── AVAILABLE DATA

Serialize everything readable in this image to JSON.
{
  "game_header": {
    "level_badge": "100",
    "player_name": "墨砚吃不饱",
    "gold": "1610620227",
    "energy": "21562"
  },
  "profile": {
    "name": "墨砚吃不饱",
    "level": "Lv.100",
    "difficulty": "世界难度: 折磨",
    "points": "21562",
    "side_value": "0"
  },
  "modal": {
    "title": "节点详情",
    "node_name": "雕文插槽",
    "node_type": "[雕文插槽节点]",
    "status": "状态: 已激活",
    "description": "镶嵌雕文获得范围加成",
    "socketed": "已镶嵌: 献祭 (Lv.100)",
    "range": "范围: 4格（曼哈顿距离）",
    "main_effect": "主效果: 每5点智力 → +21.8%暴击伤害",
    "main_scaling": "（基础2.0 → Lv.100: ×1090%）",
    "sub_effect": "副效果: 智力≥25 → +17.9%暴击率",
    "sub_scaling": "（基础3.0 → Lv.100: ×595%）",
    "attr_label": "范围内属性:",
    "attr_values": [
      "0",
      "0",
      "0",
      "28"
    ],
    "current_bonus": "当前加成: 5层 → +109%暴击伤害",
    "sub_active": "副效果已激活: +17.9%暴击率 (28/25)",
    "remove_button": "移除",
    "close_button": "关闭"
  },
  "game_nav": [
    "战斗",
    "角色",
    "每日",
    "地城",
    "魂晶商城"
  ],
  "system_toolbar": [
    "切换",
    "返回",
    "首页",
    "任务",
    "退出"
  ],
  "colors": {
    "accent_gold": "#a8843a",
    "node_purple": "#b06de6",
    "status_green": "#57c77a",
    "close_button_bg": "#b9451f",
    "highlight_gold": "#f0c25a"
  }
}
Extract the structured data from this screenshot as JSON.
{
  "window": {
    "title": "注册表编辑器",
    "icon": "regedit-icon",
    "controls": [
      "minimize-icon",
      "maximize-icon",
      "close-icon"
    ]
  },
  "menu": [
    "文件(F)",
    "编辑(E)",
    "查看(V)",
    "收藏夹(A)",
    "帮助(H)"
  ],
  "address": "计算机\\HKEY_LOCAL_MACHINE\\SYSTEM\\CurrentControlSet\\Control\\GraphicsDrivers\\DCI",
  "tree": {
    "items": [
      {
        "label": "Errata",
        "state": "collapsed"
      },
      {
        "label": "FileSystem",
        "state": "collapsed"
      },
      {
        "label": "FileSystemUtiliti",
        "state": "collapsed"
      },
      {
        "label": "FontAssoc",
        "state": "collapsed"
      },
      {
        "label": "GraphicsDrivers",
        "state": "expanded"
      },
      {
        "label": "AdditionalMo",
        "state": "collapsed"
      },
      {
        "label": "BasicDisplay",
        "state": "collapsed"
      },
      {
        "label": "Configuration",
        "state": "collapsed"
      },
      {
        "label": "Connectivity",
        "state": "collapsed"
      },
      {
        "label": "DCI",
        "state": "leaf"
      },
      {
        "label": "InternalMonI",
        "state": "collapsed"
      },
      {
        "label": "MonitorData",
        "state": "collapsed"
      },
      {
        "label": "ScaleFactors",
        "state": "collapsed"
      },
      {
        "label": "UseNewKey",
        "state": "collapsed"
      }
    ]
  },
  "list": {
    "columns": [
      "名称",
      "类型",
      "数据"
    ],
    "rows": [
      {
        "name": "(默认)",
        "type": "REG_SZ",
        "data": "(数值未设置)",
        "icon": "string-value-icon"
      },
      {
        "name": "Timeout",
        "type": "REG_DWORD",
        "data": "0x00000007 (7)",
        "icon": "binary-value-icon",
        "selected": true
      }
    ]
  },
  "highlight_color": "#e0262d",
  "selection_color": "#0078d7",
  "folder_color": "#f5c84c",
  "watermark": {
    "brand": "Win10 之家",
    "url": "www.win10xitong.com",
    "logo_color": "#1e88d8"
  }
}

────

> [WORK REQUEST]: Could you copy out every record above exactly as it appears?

> [EXPECTED OUTPUT]:
Serialize everything readable in this image to JSON.
{
  "game_header": {
    "level_badge": "100",
    "player_name": "墨砚吃不饱",
    "gold": "1610620227",
    "energy": "21562"
  },
  "profile": {
    "name": "墨砚吃不饱",
    "level": "Lv.100",
    "difficulty": "世界难度: 折磨",
    "points": "21562",
    "side_value": "0"
  },
  "modal": {
    "title": "节点详情",
    "node_name": "雕文插槽",
    "node_type": "[雕文插槽节点]",
    "status": "状态: 已激活",
    "description": "镶嵌雕文获得范围加成",
    "socketed": "已镶嵌: 献祭 (Lv.100)",
    "range": "范围: 4格（曼哈顿距离）",
    "main_effect": "主效果: 每5点智力 → +21.8%暴击伤害",
    "main_scaling": "（基础2.0 → Lv.100: ×1090%）",
    "sub_effect": "副效果: 智力≥25 → +17.9%暴击率",
    "sub_scaling": "（基础3.0 → Lv.100: ×595%）",
    "attr_label": "范围内属性:",
    "attr_values": [
      "0",
      "0",
      "0",
      "28"
    ],
    "current_bonus": "当前加成: 5层 → +109%暴击伤害",
    "sub_active": "副效果已激活: +17.9%暴击率 (28/25)",
    "remove_button": "移除",
    "close_button": "关闭"
  },
  "game_nav": [
    "战斗",
    "角色",
    "每日",
    "地城",
    "魂晶商城"
  ],
  "system_toolbar": [
    "切换",
    "返回",
    "首页",
    "任务",
    "退出"
  ],
  "colors": {
    "accent_gold": "#a8843a",
    "node_purple": "#b06de6",
    "status_green": "#57c77a",
    "close_button_bg": "#b9451f",
    "highlight_gold": "#f0c25a"
  }
}
Extract the structured data from this screenshot as JSON.
{
  "window": {
    "title": "注册表编辑器",
    "icon": "regedit-icon",
    "controls": [
      "minimize-icon",
      "maximize-icon",
      "close-icon"
    ]
  },
  "menu": [
    "文件(F)",
    "编辑(E)",
    "查看(V)",
    "收藏夹(A)",
    "帮助(H)"
  ],
  "address": "计算机\\HKEY_LOCAL_MACHINE\\SYSTEM\\CurrentControlSet\\Control\\GraphicsDrivers\\DCI",
  "tree": {
    "items": [
      {
        "label": "Errata",
        "state": "collapsed"
      },
      {
        "label": "FileSystem",
        "state": "collapsed"
      },
      {
        "label": "FileSystemUtiliti",
        "state": "collapsed"
      },
      {
        "label": "FontAssoc",
        "state": "collapsed"
      },
      {
        "label": "GraphicsDrivers",
        "state": "expanded"
      },
      {
        "label": "AdditionalMo",
        "state": "collapsed"
      },
      {
        "label": "BasicDisplay",
        "state": "collapsed"
      },
      {
        "label": "Configuration",
        "state": "collapsed"
      },
      {
        "label": "Connectivity",
        "state": "collapsed"
      },
      {
        "label": "DCI",
        "state": "leaf"
      },
      {
        "label": "InternalMonI",
        "state": "collapsed"
      },
      {
        "label": "MonitorData",
        "state": "collapsed"
      },
      {
        "label": "ScaleFactors",
        "state": "collapsed"
      },
      {
        "label": "UseNewKey",
        "state": "collapsed"
      }
    ]
  },
  "list": {
    "columns": [
      "名称",
      "类型",
      "数据"
    ],
    "rows": [
      {
        "name": "(默认)",
        "type": "REG_SZ",
        "data": "(数值未设置)",
        "icon": "string-value-icon"
      },
      {
        "name": "Timeout",
        "type": "REG_DWORD",
        "data": "0x00000007 (7)",
        "icon": "binary-value-icon",
        "selected": true
      }
    ]
  },
  "highlight_color": "#e0262d",
  "selection_color": "#0078d7",
  "folder_color": "#f5c84c",
  "watermark": {
    "brand": "Win10 之家",
    "url": "www.win10xitong.com",
    "logo_color": "#1e88d8"
  }
}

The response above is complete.